Thanks to the LSA newsletter for 
plucking out the relevant portions of the language of the bill as quoted below:

“It is necessary to amend the felony murder rule and the natural and probable consequences doctrine, as it relates to murder, to ensure that murder liability is not imposed on a person who is not the actual killer, did not act with the intent to kill, or was not a major participant in the underlying felony who acted with reckless indifference to human life.”

“Except as stated in subdivision (e) of Section 189, in order to be convicted of murder, a principal in a crime shall act with malice aforethought. Malice shall not be imputed to a person based solely on his or her participation in a crime.”

In order to achieve redress of sentence individuals must:

 “170.95. (a) A person convicted of felony murder or murder under a natural and probable consequences theory may file a petition with the court that sentenced the petitioner to have the petitioner’s murder conviction vacated and to be resentenced on any remaining counts when all of the following conditions apply:

(1) A complaint, information, or indictment was filed against the petitioner that allowed the prosecution to proceed under a theory of felony murder or murder under the natural and probable consequences doctrine.

(2) The petitioner was convicted of first degree or second-degree murder following a trial or accepted a plea offer in lieu of a trial at which the petitioner could be convicted for first degree or second-degree murder.

(3) The petitioner could not be convicted of first or second-degree murder because of changes to Section 188 or 189 made effective January 1, 2019.

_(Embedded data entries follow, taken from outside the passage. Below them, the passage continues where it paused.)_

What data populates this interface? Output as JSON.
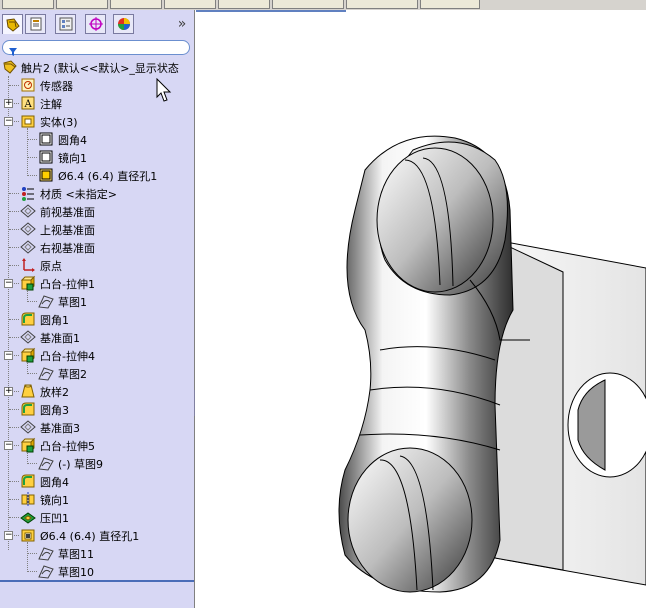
{
  "feature_manager": {
    "toolbar_buttons": [
      {
        "name": "feature-manager-tab",
        "icon": "featuremanager-icon"
      },
      {
        "name": "property-manager-tab",
        "icon": "propertymanager-icon"
      },
      {
        "name": "configuration-manager-tab",
        "icon": "configurationmanager-icon"
      },
      {
        "name": "dimxpert-manager-tab",
        "icon": "dimxpert-icon"
      },
      {
        "name": "display-manager-tab",
        "icon": "displaymanager-icon"
      }
    ],
    "more_label": "»",
    "filter_placeholder": ""
  },
  "tree": {
    "root": {
      "label": "触片2  (默认<<默认>_显示状态",
      "icon": "part-icon"
    },
    "items": [
      {
        "label": "传感器",
        "icon": "sensor-icon",
        "level": 1,
        "expander": ""
      },
      {
        "label": "注解",
        "icon": "annotation-icon",
        "level": 1,
        "expander": "+"
      },
      {
        "label": "实体(3)",
        "icon": "solid-bodies-icon",
        "level": 1,
        "expander": "−"
      },
      {
        "label": "圆角4",
        "icon": "body-icon",
        "level": 2,
        "expander": ""
      },
      {
        "label": "镜向1",
        "icon": "body-icon",
        "level": 2,
        "expander": ""
      },
      {
        "label": "Ø6.4 (6.4) 直径孔1",
        "icon": "body-selected-icon",
        "level": 2,
        "expander": ""
      },
      {
        "label": "材质 <未指定>",
        "icon": "material-icon",
        "level": 1,
        "expander": ""
      },
      {
        "label": "前视基准面",
        "icon": "plane-icon",
        "level": 1,
        "expander": ""
      },
      {
        "label": "上视基准面",
        "icon": "plane-icon",
        "level": 1,
        "expander": ""
      },
      {
        "label": "右视基准面",
        "icon": "plane-icon",
        "level": 1,
        "expander": ""
      },
      {
        "label": "原点",
        "icon": "origin-icon",
        "level": 1,
        "expander": ""
      },
      {
        "label": "凸台-拉伸1",
        "icon": "boss-extrude-icon",
        "level": 1,
        "expander": "−"
      },
      {
        "label": "草图1",
        "icon": "sketch-icon",
        "level": 2,
        "expander": ""
      },
      {
        "label": "圆角1",
        "icon": "fillet-icon",
        "level": 1,
        "expander": ""
      },
      {
        "label": "基准面1",
        "icon": "plane-icon",
        "level": 1,
        "expander": ""
      },
      {
        "label": "凸台-拉伸4",
        "icon": "boss-extrude-icon",
        "level": 1,
        "expander": "−"
      },
      {
        "label": "草图2",
        "icon": "sketch-icon",
        "level": 2,
        "expander": ""
      },
      {
        "label": "放样2",
        "icon": "loft-icon",
        "level": 1,
        "expander": "+"
      },
      {
        "label": "圆角3",
        "icon": "fillet-icon",
        "level": 1,
        "expander": ""
      },
      {
        "label": "基准面3",
        "icon": "plane-icon",
        "level": 1,
        "expander": ""
      },
      {
        "label": "凸台-拉伸5",
        "icon": "boss-extrude-icon",
        "level": 1,
        "expander": "−"
      },
      {
        "label": "(-) 草图9",
        "icon": "sketch-icon",
        "level": 2,
        "expander": ""
      },
      {
        "label": "圆角4",
        "icon": "fillet-icon",
        "level": 1,
        "expander": ""
      },
      {
        "label": "镜向1",
        "icon": "mirror-icon",
        "level": 1,
        "expander": ""
      },
      {
        "label": "压凹1",
        "icon": "indent-icon",
        "level": 1,
        "expander": ""
      },
      {
        "label": "Ø6.4 (6.4) 直径孔1",
        "icon": "hole-icon",
        "level": 1,
        "expander": "−"
      },
      {
        "label": "草图11",
        "icon": "sketch-icon",
        "level": 2,
        "expander": ""
      },
      {
        "label": "草图10",
        "icon": "sketch-icon",
        "level": 2,
        "expander": ""
      }
    ]
  },
  "viewport": {
    "model_name": "part-model-render"
  },
  "colors": {
    "pane_bg": "#d7d7f4",
    "accent": "#4a6db8",
    "model_light": "#f2f2f2",
    "model_dark": "#3a3a3a"
  }
}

(b) (1) The petition shall be filed with the court that sentenced the petitioner and served by the petitioner on the district attorney, or on the agency that prosecuted the petitioner, and on the attorney who represented the petitioner in the trial court or on the public defender of the county where the petitioner was convicted. If the judge that originally sentenced the petitioner is not available to resentence the petitioner, the presiding judge shall designate another judge to rule on the petition.”

“At the hearing to determine whether the petitioner is entitled to relief, the burden of proof shall be on the prosecution to prove, beyond a reasonable doubt, that the petitioner is ineligible for resentencing.

“A person who is resentenced pursuant to this section shall be given credit for time served. The judge may order the petitioner to be subject to parole supervision for up to three years following the completion of the sentence.”

It is up to the petitioner (prisoner seeking relief) to prove the prima facie case (at first look, or first evidence) that he or she comes under the guidelines of the bill and request counsel, if desired. It is also important to note that this bill will not wholly absolve many individuals from participation in a crime, such as robbery or assault that resulted in a death. While it may vacate the murder conviction, the courts are free to sentence the petitioner on the underlying or residual crime, and it is conceivable that those who may find relief from a murder conviction and be re-sentenced for the other offenses may still find themselves incarcerated, albeit probably with an end in sight.